##### Digital Pot or Digital Regulator
« on: December 19, 2014, 03:37:00 AM »
I am looking for a way to take 18V and digitally regulate it between 6 and 16V. My original idea was to use an arduino to control a digital pot in an LM317 regulator circuit but most digital pots I find have a small wiper current. I need at least 0.5A to be safe. Any recommendations on a digital regulator?

#### Digital Larry

##### Re: Digital Pot or Digital Regulator
« Reply #1 on: December 19, 2014, 11:02:37 AM »
Not that I've done this or anything, but I'd be tempted to try using a DAC output with a pass transistor to handle the extra current.  Since your DAC output is probably going to be below 5 volts you'd need an opamp running on the higher voltage and maybe some precision resistors to give you the right amount of voltage gain.

Google around to see if you can find anything like this.  I tried it but it was mostly articles talking about using regulated power supplies for audio DACs.

This is what I would call an "intermediate" project because you'll need to consider many things like the low current gain for power transistors, etc. and there are probably more things that could make it go south than I can think of.  Perhaps one of the more analog oriented brainiacs will chime in.
Digital Larry
DSP tinkerer and former transistor twister

#### g_u_e_s_t

##### Re: Digital Pot or Digital Regulator
« Reply #2 on: December 19, 2014, 01:40:58 PM »
the digital pot should work, you just need to get a nice high voltage one.  the AD5290 datasheet even shows an example of using the digital pot as a controllable powersupply.  the current going out the regulator can be up to 0.5A, but the current through the pot needs to be limited to 1mA or so.  if you use a 1k resistor between the output and the adjust pin, that should limit the max current to 1.2mA.  with a 10k pot in series with a 4.7k resistor, you would be able to swing the output voltage from 5.9V to 15.9V.

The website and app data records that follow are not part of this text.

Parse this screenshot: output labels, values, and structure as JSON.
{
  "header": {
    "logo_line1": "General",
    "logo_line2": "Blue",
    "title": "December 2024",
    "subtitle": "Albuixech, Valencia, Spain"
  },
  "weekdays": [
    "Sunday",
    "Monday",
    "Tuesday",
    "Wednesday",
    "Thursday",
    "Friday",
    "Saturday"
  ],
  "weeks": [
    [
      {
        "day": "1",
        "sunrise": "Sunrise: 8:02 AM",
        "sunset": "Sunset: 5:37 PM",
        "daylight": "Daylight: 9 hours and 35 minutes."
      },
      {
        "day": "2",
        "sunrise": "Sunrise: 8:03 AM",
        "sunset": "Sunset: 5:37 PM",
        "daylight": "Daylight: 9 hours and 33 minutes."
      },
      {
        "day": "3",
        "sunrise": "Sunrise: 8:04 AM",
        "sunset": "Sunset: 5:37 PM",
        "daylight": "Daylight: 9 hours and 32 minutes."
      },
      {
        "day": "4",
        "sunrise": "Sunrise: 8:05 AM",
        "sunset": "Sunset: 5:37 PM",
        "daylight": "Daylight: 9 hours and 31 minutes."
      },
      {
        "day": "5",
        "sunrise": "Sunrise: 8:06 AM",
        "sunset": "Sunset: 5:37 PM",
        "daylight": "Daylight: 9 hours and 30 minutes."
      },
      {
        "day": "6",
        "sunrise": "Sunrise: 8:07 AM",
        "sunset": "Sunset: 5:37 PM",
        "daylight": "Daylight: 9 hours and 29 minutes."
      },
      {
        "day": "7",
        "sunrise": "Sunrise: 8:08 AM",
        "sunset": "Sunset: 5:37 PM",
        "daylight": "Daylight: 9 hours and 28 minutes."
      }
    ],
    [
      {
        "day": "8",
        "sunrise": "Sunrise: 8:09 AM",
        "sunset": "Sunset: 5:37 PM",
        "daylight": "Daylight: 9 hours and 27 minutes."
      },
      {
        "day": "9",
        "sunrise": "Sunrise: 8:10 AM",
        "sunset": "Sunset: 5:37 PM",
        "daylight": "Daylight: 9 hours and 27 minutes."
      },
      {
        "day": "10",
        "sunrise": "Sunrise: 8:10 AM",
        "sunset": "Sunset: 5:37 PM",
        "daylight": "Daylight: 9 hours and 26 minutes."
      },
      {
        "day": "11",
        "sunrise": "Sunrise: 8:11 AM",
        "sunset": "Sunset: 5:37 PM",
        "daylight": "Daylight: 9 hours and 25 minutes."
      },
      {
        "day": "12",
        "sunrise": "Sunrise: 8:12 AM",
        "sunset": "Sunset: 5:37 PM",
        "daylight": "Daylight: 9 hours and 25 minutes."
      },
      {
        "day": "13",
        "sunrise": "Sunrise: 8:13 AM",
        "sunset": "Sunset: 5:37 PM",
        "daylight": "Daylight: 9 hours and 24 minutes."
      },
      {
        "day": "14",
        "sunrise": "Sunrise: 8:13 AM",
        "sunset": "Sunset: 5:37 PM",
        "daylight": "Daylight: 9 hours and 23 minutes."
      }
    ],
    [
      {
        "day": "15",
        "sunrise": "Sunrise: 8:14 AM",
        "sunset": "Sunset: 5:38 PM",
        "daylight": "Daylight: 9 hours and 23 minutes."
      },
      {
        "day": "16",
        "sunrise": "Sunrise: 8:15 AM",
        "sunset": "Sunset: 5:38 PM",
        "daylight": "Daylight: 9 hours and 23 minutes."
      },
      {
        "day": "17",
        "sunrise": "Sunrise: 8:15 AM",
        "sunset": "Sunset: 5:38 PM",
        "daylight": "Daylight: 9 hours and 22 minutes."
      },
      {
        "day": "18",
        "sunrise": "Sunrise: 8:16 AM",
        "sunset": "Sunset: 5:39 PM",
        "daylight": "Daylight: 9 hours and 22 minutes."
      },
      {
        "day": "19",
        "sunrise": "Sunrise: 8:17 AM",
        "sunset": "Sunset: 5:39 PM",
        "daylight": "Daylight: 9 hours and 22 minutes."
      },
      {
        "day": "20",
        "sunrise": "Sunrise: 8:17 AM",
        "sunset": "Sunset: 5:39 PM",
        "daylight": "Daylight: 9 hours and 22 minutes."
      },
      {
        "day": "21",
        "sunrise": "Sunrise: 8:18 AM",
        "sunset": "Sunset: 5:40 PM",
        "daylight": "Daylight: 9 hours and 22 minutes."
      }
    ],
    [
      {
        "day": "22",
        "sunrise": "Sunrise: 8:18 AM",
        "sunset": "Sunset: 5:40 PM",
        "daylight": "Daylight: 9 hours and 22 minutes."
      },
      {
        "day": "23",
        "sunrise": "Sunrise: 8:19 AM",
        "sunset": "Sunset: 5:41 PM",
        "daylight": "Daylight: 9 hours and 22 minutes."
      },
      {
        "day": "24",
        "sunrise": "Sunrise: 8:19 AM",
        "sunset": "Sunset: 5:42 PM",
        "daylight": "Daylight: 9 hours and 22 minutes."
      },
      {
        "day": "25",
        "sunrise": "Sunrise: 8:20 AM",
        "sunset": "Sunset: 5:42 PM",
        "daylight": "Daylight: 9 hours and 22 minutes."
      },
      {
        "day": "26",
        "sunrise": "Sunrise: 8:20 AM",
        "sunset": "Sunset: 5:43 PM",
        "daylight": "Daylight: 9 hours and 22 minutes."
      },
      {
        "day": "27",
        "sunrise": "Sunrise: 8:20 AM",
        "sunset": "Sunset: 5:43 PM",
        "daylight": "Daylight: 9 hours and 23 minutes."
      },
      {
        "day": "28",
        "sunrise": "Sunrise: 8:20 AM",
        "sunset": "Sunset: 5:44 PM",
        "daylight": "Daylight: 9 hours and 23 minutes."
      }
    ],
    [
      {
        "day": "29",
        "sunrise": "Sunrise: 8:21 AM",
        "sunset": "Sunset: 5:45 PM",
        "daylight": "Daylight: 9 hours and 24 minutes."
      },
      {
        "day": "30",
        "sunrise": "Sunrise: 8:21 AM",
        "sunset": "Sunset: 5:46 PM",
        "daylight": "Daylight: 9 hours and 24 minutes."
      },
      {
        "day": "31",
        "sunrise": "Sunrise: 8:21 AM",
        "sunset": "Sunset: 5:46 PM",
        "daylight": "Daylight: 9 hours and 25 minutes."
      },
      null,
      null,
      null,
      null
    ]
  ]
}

i keep thinking there must be some LED or motor controller chip that does this, but most of them are PWM, so not so great for keeping a nice DC voltage.

building your own high current DAC is also a good way to go, but might be more complicated.  you could use the PWM out of the arduino, lowpass it with a resistor and capacitor, and send it to an opamp to be ampified.  this could either be an opamp with a high power transistor in the feedback loop, or maybe an LM386 or other speaker driver amp would work.